Stored items from a collection
========================================================================

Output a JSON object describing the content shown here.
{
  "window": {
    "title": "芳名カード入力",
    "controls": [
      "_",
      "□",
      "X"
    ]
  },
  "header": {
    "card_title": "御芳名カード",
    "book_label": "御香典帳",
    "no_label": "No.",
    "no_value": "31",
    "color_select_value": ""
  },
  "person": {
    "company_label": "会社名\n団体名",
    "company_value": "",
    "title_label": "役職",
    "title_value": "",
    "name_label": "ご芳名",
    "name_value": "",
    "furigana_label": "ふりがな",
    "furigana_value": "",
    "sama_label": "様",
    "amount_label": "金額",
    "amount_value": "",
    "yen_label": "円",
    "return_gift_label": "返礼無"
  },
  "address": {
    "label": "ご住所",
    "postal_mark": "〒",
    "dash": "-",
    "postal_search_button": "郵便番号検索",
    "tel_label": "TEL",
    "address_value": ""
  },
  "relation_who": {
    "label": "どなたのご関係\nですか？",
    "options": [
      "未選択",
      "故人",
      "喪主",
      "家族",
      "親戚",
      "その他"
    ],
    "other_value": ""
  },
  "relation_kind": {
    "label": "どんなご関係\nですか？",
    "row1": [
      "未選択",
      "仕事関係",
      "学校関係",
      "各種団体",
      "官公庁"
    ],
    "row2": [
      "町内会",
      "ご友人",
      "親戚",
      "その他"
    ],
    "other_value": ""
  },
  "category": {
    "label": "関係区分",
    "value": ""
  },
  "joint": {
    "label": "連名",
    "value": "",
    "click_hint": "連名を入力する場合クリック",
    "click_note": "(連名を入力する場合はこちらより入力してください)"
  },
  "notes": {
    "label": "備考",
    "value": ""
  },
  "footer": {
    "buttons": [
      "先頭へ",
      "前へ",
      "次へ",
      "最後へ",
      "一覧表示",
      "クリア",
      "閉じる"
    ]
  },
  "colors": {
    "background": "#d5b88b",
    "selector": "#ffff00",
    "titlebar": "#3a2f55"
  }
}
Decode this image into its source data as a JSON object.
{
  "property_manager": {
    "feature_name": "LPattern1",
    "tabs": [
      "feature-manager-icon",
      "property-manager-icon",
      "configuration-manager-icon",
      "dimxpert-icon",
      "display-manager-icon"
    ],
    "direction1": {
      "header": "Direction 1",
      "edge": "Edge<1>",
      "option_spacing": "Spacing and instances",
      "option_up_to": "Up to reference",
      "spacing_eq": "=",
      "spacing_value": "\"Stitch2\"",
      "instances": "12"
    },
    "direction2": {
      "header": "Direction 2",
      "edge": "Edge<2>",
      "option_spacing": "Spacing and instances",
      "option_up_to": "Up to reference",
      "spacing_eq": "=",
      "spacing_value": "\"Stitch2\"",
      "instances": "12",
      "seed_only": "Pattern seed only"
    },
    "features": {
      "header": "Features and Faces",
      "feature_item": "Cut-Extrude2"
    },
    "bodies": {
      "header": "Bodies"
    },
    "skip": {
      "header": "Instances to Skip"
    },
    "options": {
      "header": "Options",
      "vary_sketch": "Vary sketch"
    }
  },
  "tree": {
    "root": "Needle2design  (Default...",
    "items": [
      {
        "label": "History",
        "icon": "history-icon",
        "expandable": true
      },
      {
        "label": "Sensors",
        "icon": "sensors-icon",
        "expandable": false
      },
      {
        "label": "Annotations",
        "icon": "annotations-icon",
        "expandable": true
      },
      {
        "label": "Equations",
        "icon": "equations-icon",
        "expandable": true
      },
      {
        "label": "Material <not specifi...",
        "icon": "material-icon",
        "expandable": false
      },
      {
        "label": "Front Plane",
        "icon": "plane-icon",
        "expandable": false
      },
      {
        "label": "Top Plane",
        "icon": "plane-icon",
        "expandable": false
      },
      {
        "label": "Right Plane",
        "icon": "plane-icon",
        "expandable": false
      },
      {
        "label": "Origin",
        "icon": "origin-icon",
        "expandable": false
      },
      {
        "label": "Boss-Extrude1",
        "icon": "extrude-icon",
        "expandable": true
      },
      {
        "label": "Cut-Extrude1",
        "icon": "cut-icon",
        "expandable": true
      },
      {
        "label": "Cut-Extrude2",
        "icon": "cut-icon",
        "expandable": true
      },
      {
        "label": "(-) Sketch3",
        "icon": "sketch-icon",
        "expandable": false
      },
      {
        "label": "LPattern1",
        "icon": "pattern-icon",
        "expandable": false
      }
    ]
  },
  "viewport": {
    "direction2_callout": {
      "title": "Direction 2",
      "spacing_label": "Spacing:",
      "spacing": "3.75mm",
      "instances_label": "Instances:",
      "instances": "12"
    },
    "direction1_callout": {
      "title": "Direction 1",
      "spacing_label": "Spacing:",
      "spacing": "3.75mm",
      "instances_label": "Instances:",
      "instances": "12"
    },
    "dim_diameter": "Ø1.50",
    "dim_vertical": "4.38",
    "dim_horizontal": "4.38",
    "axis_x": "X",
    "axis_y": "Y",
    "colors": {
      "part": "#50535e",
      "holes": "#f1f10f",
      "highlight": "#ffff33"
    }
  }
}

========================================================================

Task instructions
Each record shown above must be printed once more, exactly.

Solution to the exercise
Output a JSON object describing the content shown here.
{
  "window": {
    "title": "芳名カード入力",
    "controls": [
      "_",
      "□",
      "X"
    ]
  },
  "header": {
    "card_title": "御芳名カード",
    "book_label": "御香典帳",
    "no_label": "No.",
    "no_value": "31",
    "color_select_value": ""
  },
  "person": {
    "company_label": "会社名\n団体名",
    "company_value": "",
    "title_label": "役職",
    "title_value": "",
    "name_label": "ご芳名",
    "name_value": "",
    "furigana_label": "ふりがな",
    "furigana_value": "",
    "sama_label": "様",
    "amount_label": "金額",
    "amount_value": "",
    "yen_label": "円",
    "return_gift_label": "返礼無"
  },
  "address": {
    "label": "ご住所",
    "postal_mark": "〒",
    "dash": "-",
    "postal_search_button": "郵便番号検索",
    "tel_label": "TEL",
    "address_value": ""
  },
  "relation_who": {
    "label": "どなたのご関係\nですか？",
    "options": [
      "未選択",
      "故人",
      "喪主",
      "家族",
      "親戚",
      "その他"
    ],
    "other_value": ""
  },
  "relation_kind": {
    "label": "どんなご関係\nですか？",
    "row1": [
      "未選択",
      "仕事関係",
      "学校関係",
      "各種団体",
      "官公庁"
    ],
    "row2": [
      "町内会",
      "ご友人",
      "親戚",
      "その他"
    ],
    "other_value": ""
  },
  "category": {
    "label": "関係区分",
    "value": ""
  },
  "joint": {
    "label": "連名",
    "value": "",
    "click_hint": "連名を入力する場合クリック",
    "click_note": "(連名を入力する場合はこちらより入力してください)"
  },
  "notes": {
    "label": "備考",
    "value": ""
  },
  "footer": {
    "buttons": [
      "先頭へ",
      "前へ",
      "次へ",
      "最後へ",
      "一覧表示",
      "クリア",
      "閉じる"
    ]
  },
  "colors": {
    "background": "#d5b88b",
    "selector": "#ffff00",
    "titlebar": "#3a2f55"
  }
}
Decode this image into its source data as a JSON object.
{
  "property_manager": {
    "feature_name": "LPattern1",
    "tabs": [
      "feature-manager-icon",
      "property-manager-icon",
      "configuration-manager-icon",
      "dimxpert-icon",
      "display-manager-icon"
    ],
    "direction1": {
      "header": "Direction 1",
      "edge": "Edge<1>",
      "option_spacing": "Spacing and instances",
      "option_up_to": "Up to reference",
      "spacing_eq": "=",
      "spacing_value": "\"Stitch2\"",
      "instances": "12"
    },
    "direction2": {
      "header": "Direction 2",
      "edge": "Edge<2>",
      "option_spacing": "Spacing and instances",
      "option_up_to": "Up to reference",
      "spacing_eq": "=",
      "spacing_value": "\"Stitch2\"",
      "instances": "12",
      "seed_only": "Pattern seed only"
    },
    "features": {
      "header": "Features and Faces",
      "feature_item": "Cut-Extrude2"
    },
    "bodies": {
      "header": "Bodies"
    },
    "skip": {
      "header": "Instances to Skip"
    },
    "options": {
      "header": "Options",
      "vary_sketch": "Vary sketch"
    }
  },
  "tree": {
    "root": "Needle2design  (Default...",
    "items": [
      {
        "label": "History",
        "icon": "history-icon",
        "expandable": true
      },
      {
        "label": "Sensors",
        "icon": "sensors-icon",
        "expandable": false
      },
      {
        "label": "Annotations",
        "icon": "annotations-icon",
        "expandable": true
      },
      {
        "label": "Equations",
        "icon": "equations-icon",
        "expandable": true
      },
      {
        "label": "Material <not specifi...",
        "icon": "material-icon",
        "expandable": false
      },
      {
        "label": "Front Plane",
        "icon": "plane-icon",
        "expandable": false
      },
      {
        "label": "Top Plane",
        "icon": "plane-icon",
        "expandable": false
      },
      {
        "label": "Right Plane",
        "icon": "plane-icon",
        "expandable": false
      },
      {
        "label": "Origin",
        "icon": "origin-icon",
        "expandable": false
      },
      {
        "label": "Boss-Extrude1",
        "icon": "extrude-icon",
        "expandable": true
      },
      {
        "label": "Cut-Extrude1",
        "icon": "cut-icon",
        "expandable": true
      },
      {
        "label": "Cut-Extrude2",
        "icon": "cut-icon",
        "expandable": true
      },
      {
        "label": "(-) Sketch3",
        "icon": "sketch-icon",
        "expandable": false
      },
      {
        "label": "LPattern1",
        "icon": "pattern-icon",
        "expandable": false
      }
    ]
  },
  "viewport": {
    "direction2_callout": {
      "title": "Direction 2",
      "spacing_label": "Spacing:",
      "spacing": "3.75mm",
      "instances_label": "Instances:",
      "instances": "12"
    },
    "direction1_callout": {
      "title": "Direction 1",
      "spacing_label": "Spacing:",
      "spacing": "3.75mm",
      "instances_label": "Instances:",
      "instances": "12"
    },
    "dim_diameter": "Ø1.50",
    "dim_vertical": "4.38",
    "dim_horizontal": "4.38",
    "axis_x": "X",
    "axis_y": "Y",
    "colors": {
      "part": "#50535e",
      "holes": "#f1f10f",
      "highlight": "#ffff33"
    }
  }
}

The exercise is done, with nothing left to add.